can birds count their eggs

According to Bruce E., American coots (Fulica americana) secretly invade a neighboring nest to lay an egg for the other family to raise. This results in subtle egg wars between the families. Lyon of the University of California, Santa Cruz. His remarkably thorough research demonstrates that coots do indeed retaliate. According to Lyon in the April 3 Nature, they frequently count up the legitimate ones and relocate or destroy the dubious eggs.

Malte Andersson, a different egg sneaks researcher from the University of Göteborg in Sweden, is more receptive to the recent findings. According to him, numerous laboratory tests have indicated that captive animals are capable of counting, and this new study offers one of the earliest instances of animals counting in the wild.

Lyon compared the records of birds that eventually accepted parasitic eggs with those of birds that rejected them in order to determine whether coots can count. Receptive coots typically laid fewer eggs—roughly one less than each intruder egg. There were the same amount of parasitic eggs in the nests of both groups of birds at the crucial moment when their bodies decided whether to cease releasing eggs. Lyon contends that the accepting birds were duped by the fakes, and that both groups were counting how many eggs they thought were their own.

Before he agrees that coots count, parasitic bird expert Stephen Rothstein of the University of California, Santa Barbara, says he would prefer to see experiments that alter the birds’ perceptions as opposed to this study’s detached observations.

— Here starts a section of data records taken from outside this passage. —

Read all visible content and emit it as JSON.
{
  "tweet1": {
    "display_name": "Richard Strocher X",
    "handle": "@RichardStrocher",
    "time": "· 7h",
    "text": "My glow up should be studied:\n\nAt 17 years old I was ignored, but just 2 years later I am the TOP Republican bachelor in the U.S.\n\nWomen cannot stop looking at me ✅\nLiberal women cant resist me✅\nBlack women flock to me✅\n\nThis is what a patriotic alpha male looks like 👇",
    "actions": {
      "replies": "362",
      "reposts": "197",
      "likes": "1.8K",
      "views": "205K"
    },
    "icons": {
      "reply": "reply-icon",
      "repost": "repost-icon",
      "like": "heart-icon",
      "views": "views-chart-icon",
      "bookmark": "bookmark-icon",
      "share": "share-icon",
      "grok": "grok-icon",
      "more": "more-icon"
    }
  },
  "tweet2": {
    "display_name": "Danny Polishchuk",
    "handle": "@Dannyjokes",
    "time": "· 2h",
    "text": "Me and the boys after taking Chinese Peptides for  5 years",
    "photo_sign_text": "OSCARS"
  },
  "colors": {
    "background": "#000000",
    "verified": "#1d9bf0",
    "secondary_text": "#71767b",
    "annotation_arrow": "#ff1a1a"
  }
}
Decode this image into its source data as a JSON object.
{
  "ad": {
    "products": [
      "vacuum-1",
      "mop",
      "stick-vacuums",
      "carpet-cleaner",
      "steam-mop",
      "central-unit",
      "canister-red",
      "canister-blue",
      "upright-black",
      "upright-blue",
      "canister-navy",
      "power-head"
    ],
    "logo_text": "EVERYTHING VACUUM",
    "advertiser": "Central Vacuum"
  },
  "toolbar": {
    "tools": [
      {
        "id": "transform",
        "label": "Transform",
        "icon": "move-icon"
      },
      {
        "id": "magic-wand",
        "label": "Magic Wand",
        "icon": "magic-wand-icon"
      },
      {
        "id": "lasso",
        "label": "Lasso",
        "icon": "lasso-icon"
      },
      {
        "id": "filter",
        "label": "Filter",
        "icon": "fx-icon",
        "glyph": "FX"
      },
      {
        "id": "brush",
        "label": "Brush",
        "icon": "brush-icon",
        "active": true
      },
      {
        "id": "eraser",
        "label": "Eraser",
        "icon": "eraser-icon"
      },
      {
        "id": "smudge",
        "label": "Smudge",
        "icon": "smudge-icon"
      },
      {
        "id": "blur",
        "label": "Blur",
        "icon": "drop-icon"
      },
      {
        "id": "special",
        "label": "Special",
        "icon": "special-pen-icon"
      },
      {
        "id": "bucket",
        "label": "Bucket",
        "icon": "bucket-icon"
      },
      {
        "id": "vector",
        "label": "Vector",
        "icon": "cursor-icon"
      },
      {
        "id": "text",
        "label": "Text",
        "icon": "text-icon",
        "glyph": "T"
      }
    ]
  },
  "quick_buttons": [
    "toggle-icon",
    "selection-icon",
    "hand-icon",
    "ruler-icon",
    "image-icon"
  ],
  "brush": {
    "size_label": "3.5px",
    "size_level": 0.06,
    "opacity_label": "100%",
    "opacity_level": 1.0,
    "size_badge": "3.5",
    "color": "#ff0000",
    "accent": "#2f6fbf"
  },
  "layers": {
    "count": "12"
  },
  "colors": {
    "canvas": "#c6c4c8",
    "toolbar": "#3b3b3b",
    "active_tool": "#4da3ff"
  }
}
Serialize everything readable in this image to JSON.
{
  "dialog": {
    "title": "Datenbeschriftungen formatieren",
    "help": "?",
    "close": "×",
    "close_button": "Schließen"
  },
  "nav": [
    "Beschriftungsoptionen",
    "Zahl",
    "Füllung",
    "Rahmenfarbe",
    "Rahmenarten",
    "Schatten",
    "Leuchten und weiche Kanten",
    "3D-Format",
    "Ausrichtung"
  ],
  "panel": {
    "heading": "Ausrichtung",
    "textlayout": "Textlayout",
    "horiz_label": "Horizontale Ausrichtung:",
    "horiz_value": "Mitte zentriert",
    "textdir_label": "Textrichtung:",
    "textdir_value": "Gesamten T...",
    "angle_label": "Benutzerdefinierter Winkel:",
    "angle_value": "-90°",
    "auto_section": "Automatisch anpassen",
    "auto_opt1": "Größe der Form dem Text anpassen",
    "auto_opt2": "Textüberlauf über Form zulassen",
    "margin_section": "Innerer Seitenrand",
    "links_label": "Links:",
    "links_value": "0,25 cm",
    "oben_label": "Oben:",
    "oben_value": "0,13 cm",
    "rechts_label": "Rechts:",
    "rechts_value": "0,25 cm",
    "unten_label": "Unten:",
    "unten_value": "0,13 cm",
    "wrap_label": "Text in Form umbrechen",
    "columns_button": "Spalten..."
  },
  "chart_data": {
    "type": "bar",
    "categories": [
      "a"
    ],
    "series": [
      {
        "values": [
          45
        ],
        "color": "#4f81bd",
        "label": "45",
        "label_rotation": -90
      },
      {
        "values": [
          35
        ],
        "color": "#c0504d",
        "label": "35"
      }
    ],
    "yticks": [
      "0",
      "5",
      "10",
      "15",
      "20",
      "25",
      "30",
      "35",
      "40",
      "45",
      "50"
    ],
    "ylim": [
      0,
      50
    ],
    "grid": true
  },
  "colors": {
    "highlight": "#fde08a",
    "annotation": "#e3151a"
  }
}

During four breeding seasons, Lyon and his enthusiastic field assistants observed coot nests in a marsh in British Columbia every day. Of the more than 400 nests, 41 percent had stealth egg layers. Half of the chicks perished from parasitism, and an intruder among the early hatchlings stole food that could have saved a later-emerging, legitimate resident.

Checking the nests daily, Lyon and his field assistants monitored the whereabouts of each egg in over 400 coot nests. Since a bird can only lay one egg per day, parasitism was easily found. Additionally, color and speckle pattern are frequently used to distinguish coot eggs laid by different parents.

Lyon discovered that female coots are highly skilled at identifying and shunning parasitic eggs. Nesting material buried the rejected eggs, preventing them from hatching. Sometimes, rather than being rejected outright, parasitic eggs were sent to less favorable incubation environments, which caused the parasitic chicks’ chances of survival to decrease and their hatching time to be prolonged.

Lyon’s initial goal was to investigate how coot parents raise their young. However, when he found incredibly high levels of “brood parasitism,” or the habit of laying eggs in other birds’ nests, his research’s focus shifted. The majority of research on brood parasitism has focused on birds like cuckoos, which deposit their eggs in the nests of other species to save themselves the trouble of raising their own young. However, brood parasitism can also exist within species, and Lyons’ coot research is providing fresh insight into this little-known phenomenon.

University of California, Santa Cruz SANTA CRUZ, CA — A new study demonstrates that common marsh birds, or coots, can identify and count their own eggs, even when there are eggs laid by other birds nearby. This finding may lead to coots being treated more respectfully, like the Rodney Dangerfields of the bird world.

If the birds are touch-cued, a female should lay fewer of her own eggs if there are parasitic eggs present. However, Lyon discovered that female coots did not decrease the size of their clutch when they realized there were parasitic eggs in their nests and eventually rejected them. On the other hand, females that were unable to identify parasitic eggs produced one fewer egg of their own for every parasitic egg they were given.


Can birds recognize their own eggs?

Brood parasitized and/or colonial birds use egg features as visual identity signals, which allow parents to recognize their own eggs and avoid paying fitness costs of misdirecting their care to others’ offspring. However, the mechanisms of egg recognition and discrimination are poorly understood.

Do birds sit on their eggs constantly?

In some species of which only a single parent incubates, its absences are far shorter than its sessions, so that a high constancy of in- cubation is achieved; in others, the absences are of about the same length as the sessions with which they alternate, so that the eggs are covered only about half of the day.

Do birds know if their eggs are not viable?

Yes. Birds will recognize and reject a dead egg.

What determines how many eggs a bird lays?

Females lay fewer eggs per clutch when breeding in colonies or other high population areas. Geographic location. On average, within a species, birds lay smaller clutches when breeding at either lower latitudes or higher altitudes.